INSTRUCTIONS TO FOLLOW:
Below are some entries; set them all down exactly.

Extracted records:
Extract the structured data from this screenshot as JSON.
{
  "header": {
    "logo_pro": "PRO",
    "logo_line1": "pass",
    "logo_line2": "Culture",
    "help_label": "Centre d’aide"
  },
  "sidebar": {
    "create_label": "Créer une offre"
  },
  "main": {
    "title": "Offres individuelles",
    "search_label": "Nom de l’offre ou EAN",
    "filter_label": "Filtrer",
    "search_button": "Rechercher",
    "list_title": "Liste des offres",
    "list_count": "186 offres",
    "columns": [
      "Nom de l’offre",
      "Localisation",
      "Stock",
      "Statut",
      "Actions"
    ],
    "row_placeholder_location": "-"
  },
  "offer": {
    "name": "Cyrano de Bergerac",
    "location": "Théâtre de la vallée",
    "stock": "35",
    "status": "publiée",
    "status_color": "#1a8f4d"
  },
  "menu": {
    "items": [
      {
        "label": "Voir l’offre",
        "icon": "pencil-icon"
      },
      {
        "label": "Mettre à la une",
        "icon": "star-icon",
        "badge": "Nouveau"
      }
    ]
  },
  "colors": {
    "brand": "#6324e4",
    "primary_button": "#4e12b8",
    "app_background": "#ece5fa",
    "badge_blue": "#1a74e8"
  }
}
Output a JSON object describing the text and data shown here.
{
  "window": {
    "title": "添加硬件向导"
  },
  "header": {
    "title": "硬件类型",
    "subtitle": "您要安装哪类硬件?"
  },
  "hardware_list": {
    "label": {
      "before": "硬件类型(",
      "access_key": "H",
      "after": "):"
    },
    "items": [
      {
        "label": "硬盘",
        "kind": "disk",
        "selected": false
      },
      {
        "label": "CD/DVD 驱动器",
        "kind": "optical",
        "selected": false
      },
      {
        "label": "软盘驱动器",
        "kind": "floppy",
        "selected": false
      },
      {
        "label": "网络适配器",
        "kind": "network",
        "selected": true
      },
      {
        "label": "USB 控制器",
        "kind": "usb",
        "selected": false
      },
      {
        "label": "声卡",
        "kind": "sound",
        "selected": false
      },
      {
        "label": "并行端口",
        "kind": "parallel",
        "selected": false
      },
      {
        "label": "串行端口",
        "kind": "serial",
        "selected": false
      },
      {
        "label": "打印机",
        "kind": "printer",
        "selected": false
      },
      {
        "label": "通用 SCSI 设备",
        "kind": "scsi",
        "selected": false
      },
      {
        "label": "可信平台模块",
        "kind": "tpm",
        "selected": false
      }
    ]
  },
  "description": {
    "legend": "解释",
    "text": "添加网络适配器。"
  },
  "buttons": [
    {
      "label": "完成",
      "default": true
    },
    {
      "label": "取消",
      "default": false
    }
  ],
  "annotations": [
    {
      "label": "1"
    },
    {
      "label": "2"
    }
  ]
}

THE ANSWER:
Extract the structured data from this screenshot as JSON.
{
  "header": {
    "logo_pro": "PRO",
    "logo_line1": "pass",
    "logo_line2": "Culture",
    "help_label": "Centre d’aide"
  },
  "sidebar": {
    "create_label": "Créer une offre"
  },
  "main": {
    "title": "Offres individuelles",
    "search_label": "Nom de l’offre ou EAN",
    "filter_label": "Filtrer",
    "search_button": "Rechercher",
    "list_title": "Liste des offres",
    "list_count": "186 offres",
    "columns": [
      "Nom de l’offre",
      "Localisation",
      "Stock",
      "Statut",
      "Actions"
    ],
    "row_placeholder_location": "-"
  },
  "offer": {
    "name": "Cyrano de Bergerac",
    "location": "Théâtre de la vallée",
    "stock": "35",
    "status": "publiée",
    "status_color": "#1a8f4d"
  },
  "menu": {
    "items": [
      {
        "label": "Voir l’offre",
        "icon": "pencil-icon"
      },
      {
        "label": "Mettre à la une",
        "icon": "star-icon",
        "badge": "Nouveau"
      }
    ]
  },
  "colors": {
    "brand": "#6324e4",
    "primary_button": "#4e12b8",
    "app_background": "#ece5fa",
    "badge_blue": "#1a74e8"
  }
}
Output a JSON object describing the text and data shown here.
{
  "window": {
    "title": "添加硬件向导"
  },
  "header": {
    "title": "硬件类型",
    "subtitle": "您要安装哪类硬件?"
  },
  "hardware_list": {
    "label": {
      "before": "硬件类型(",
      "access_key": "H",
      "after": "):"
    },
    "items": [
      {
        "label": "硬盘",
        "kind": "disk",
        "selected": false
      },
      {
        "label": "CD/DVD 驱动器",
        "kind": "optical",
        "selected": false
      },
      {
        "label": "软盘驱动器",
        "kind": "floppy",
        "selected": false
      },
      {
        "label": "网络适配器",
        "kind": "network",
        "selected": true
      },
      {
        "label": "USB 控制器",
        "kind": "usb",
        "selected": false
      },
      {
        "label": "声卡",
        "kind": "sound",
        "selected": false
      },
      {
        "label": "并行端口",
        "kind": "parallel",
        "selected": false
      },
      {
        "label": "串行端口",
        "kind": "serial",
        "selected": false
      },
      {
        "label": "打印机",
        "kind": "printer",
        "selected": false
      },
      {
        "label": "通用 SCSI 设备",
        "kind": "scsi",
        "selected": false
      },
      {
        "label": "可信平台模块",
        "kind": "tpm",
        "selected": false
      }
    ]
  },
  "description": {
    "legend": "解释",
    "text": "添加网络适配器。"
  },
  "buttons": [
    {
      "label": "完成",
      "default": true
    },
    {
      "label": "取消",
      "default": false
    }
  ],
  "annotations": [
    {
      "label": "1"
    },
    {
      "label": "2"
    }
  ]
}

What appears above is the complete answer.